Wall, Arch, Dome

Byzantine Istanbul in the Eyes of Ottoman Photographers

April 13 - July 1, 2007

One of the most outstanding characteristics of İstanbul's Byzantine monuments, as captured by Ottoman photographers, is their role as priceless documents in the city's history. The period between the second half of the 19th century and the turn of the 20th century is marked by profound changes in İstanbul with respect to urban structure, historical texture and monuments. A careful eye readily notices the considerable transformations spread over a hundred / hundred and fifty years in İstanbul city walls, Galata Tower, Hagia Sophia and the Hippodrome area. These photographs are full of valuable clues for today's researchers, restorers, architectures and urban planners.

Nonetheless, there is something beyond the obvious in these images: İstanbul's remaining city walls, arches, and domes of a faraway past continue to survive in another form of existence in these old photographs, which reflect an age closer to us in time, yet just as rapidly vanished. The discolored surfaces permeating an indescribable sense of the old add another layer, another epoch to the historical richness of the city.

Comprised of a selection from the Suna and İnan Kıraç Foundation İstanbul Photographs Collection, Wall, Arch, Dome exhibition (much like From Konstantiniyye to İstanbul exhibition in late 2006) took us on a journey in a different time dimension. Yet, on this occasion, we find ourselves in a İstanbul more ancient, more distant than the Republican or Ottoman days; it is a Byzantine İstanbul of monuments, ruins and almost imperceptible traces from thousands of years past...

Exhibition Catalogue

Wall, Arch, Dome

Wall, Arch, Dome
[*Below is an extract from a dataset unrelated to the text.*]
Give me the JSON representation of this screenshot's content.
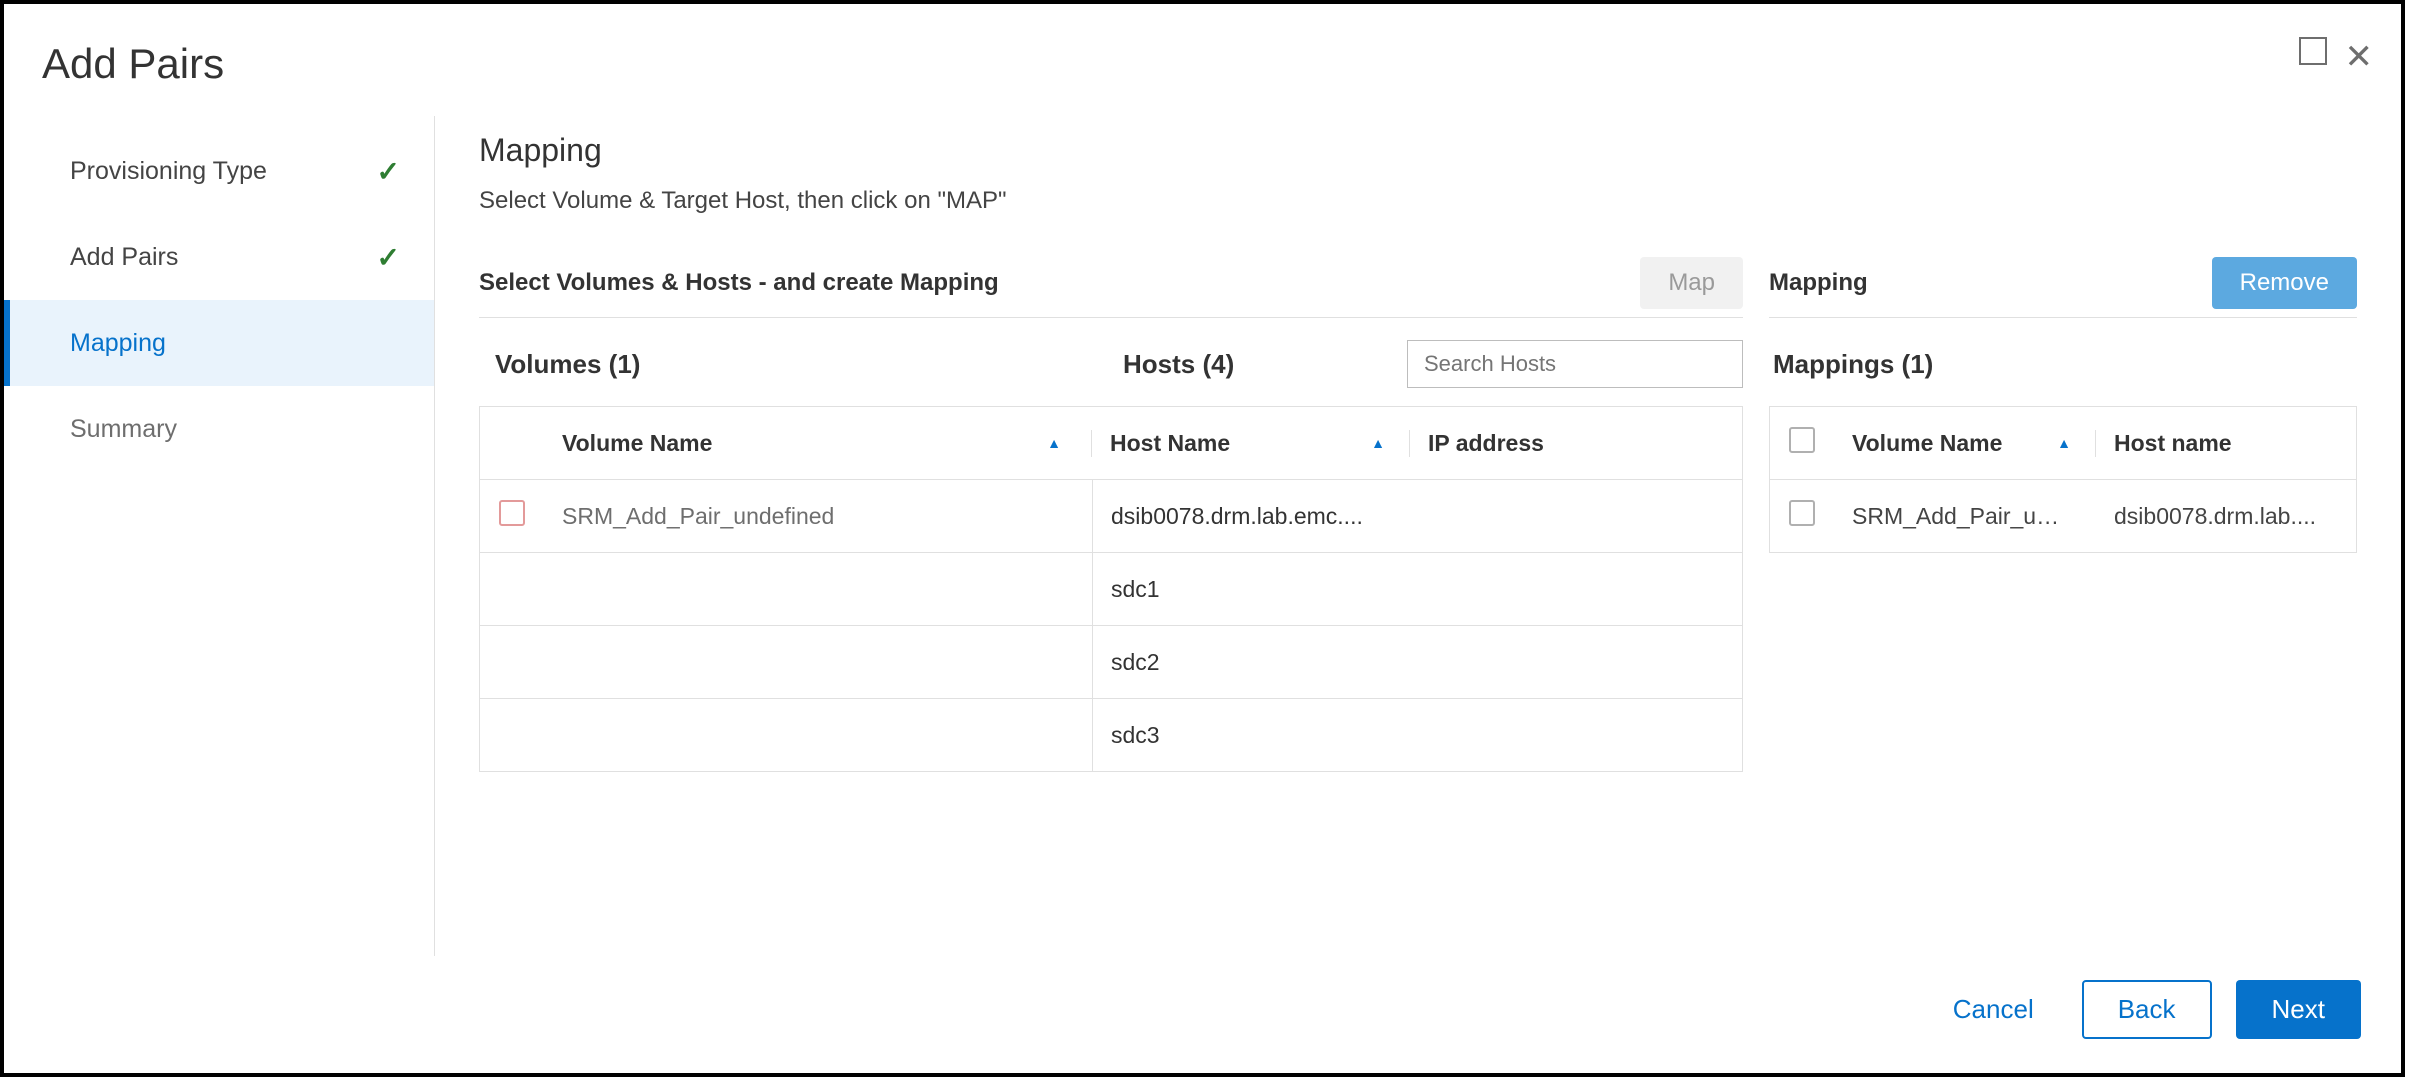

One of the most outstanding characteristics of Istanbul's Byzantine monuments, as captured by Ottoman photographers, is their role as priceless documents in the city's history. The period between...

The Captive Sultan

The Captive Sultan

The war fought by the Greeks to shake off the Turkish yoke was closely observed around Europe and, this being the era of romanticism, the events taking place around Greece between 1821 and 1832 became a symbol for national liberation struggle.

Stefan Hablützel Look At Me!

Stefan Hablützel Look At Me!

The exhibition Look at Me! Portraits and Other Fictions from the ”la Caixa” Contemporary Art Collection examines portraiture, one of the oldest artistic genres, through a significant number of works of our times. Through the exhibition we will be sharing about the artists and sections in “Look At Me!”.

Audience with the Mad King

Audience with the Mad King

Celebrating its 10th anniversary this year, Pera Museum invites artist Benoît Hamet to reinterpret key pieces from its collections, casting a humourous eye over ‘historical’ events, both imagined and factual.